WORK TO COMPLETE:
Please output the data exactly, minus pictures.

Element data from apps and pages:
----------------------------------------
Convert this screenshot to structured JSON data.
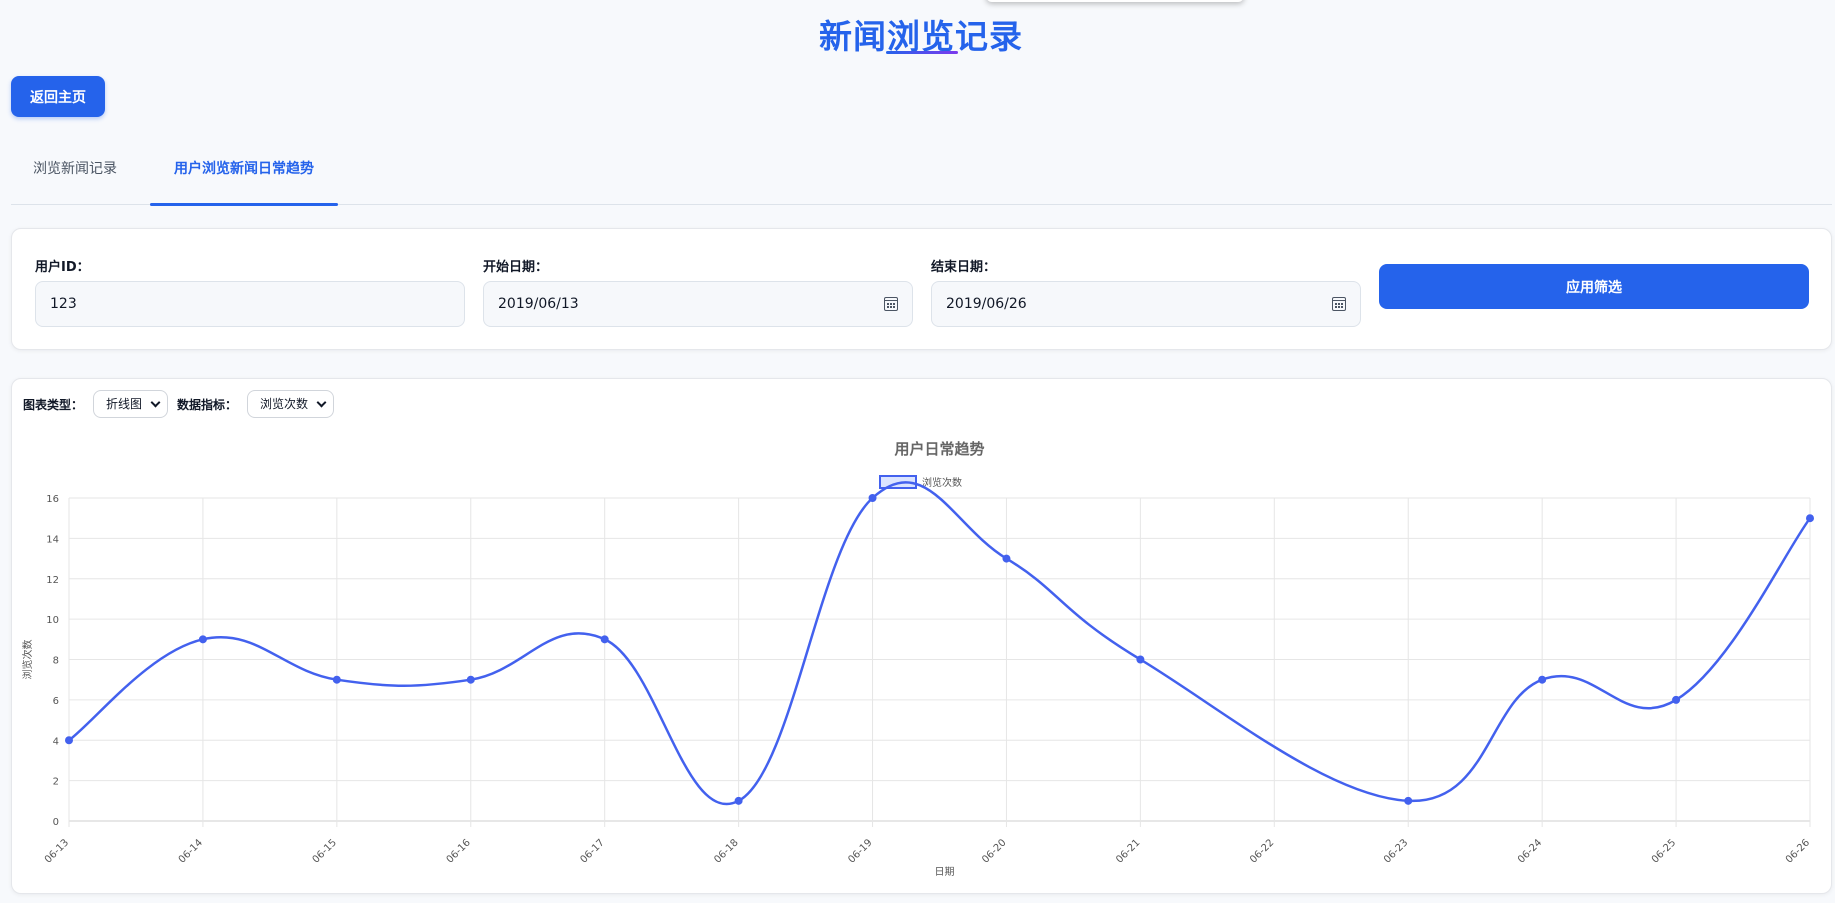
{
  "page": {
    "title": "新闻浏览记录"
  },
  "nav": {
    "home_label": "返回主页"
  },
  "tabs": [
    {
      "label": "浏览新闻记录",
      "active": false
    },
    {
      "label": "用户浏览新闻日常趋势",
      "active": true
    }
  ],
  "filters": {
    "user_id_label": "用户ID：",
    "user_id_value": "123",
    "start_label": "开始日期：",
    "start_value": "2019/06/13",
    "end_label": "结束日期：",
    "end_value": "2019/06/26",
    "apply_label": "应用筛选"
  },
  "chart_controls": {
    "type_label": "图表类型：",
    "type_value": "折线图",
    "metric_label": "数据指标：",
    "metric_value": "浏览次数"
  },
  "colors": {
    "accent": "#2563eb",
    "line": "#4361ee",
    "legend_fill": "#dbe4ff"
  },
  "chart_data": {
    "type": "line",
    "title": "用户日常趋势",
    "xlabel": "日期",
    "ylabel": "浏览次数",
    "categories": [
      "06-13",
      "06-14",
      "06-15",
      "06-16",
      "06-17",
      "06-18",
      "06-19",
      "06-20",
      "06-21",
      "06-22",
      "06-23",
      "06-24",
      "06-25",
      "06-26"
    ],
    "series": [
      {
        "name": "浏览次数",
        "values": [
          4,
          9,
          7,
          7,
          9,
          1,
          16,
          13,
          8,
          null,
          1,
          7,
          6,
          15
        ]
      }
    ],
    "ylim": [
      0,
      16
    ],
    "yticks": [
      "0",
      "2",
      "4",
      "6",
      "8",
      "10",
      "12",
      "14",
      "16"
    ],
    "grid": true,
    "legend": "top-center",
    "smooth": true
  }
}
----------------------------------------
TASK SOLUTION:
Convert this screenshot to structured JSON data.
{
  "page": {
    "title": "新闻浏览记录"
  },
  "nav": {
    "home_label": "返回主页"
  },
  "tabs": [
    {
      "label": "浏览新闻记录",
      "active": false
    },
    {
      "label": "用户浏览新闻日常趋势",
      "active": true
    }
  ],
  "filters": {
    "user_id_label": "用户ID：",
    "user_id_value": "123",
    "start_label": "开始日期：",
    "start_value": "2019/06/13",
    "end_label": "结束日期：",
    "end_value": "2019/06/26",
    "apply_label": "应用筛选"
  },
  "chart_controls": {
    "type_label": "图表类型：",
    "type_value": "折线图",
    "metric_label": "数据指标：",
    "metric_value": "浏览次数"
  },
  "colors": {
    "accent": "#2563eb",
    "line": "#4361ee",
    "legend_fill": "#dbe4ff"
  },
  "chart_data": {
    "type": "line",
    "title": "用户日常趋势",
    "xlabel": "日期",
    "ylabel": "浏览次数",
    "categories": [
      "06-13",
      "06-14",
      "06-15",
      "06-16",
      "06-17",
      "06-18",
      "06-19",
      "06-20",
      "06-21",
      "06-22",
      "06-23",
      "06-24",
      "06-25",
      "06-26"
    ],
    "series": [
      {
        "name": "浏览次数",
        "values": [
          4,
          9,
          7,
          7,
          9,
          1,
          16,
          13,
          8,
          null,
          1,
          7,
          6,
          15
        ]
      }
    ],
    "ylim": [
      0,
      16
    ],
    "yticks": [
      "0",
      "2",
      "4",
      "6",
      "8",
      "10",
      "12",
      "14",
      "16"
    ],
    "grid": true,
    "legend": "top-center",
    "smooth": true
  }
}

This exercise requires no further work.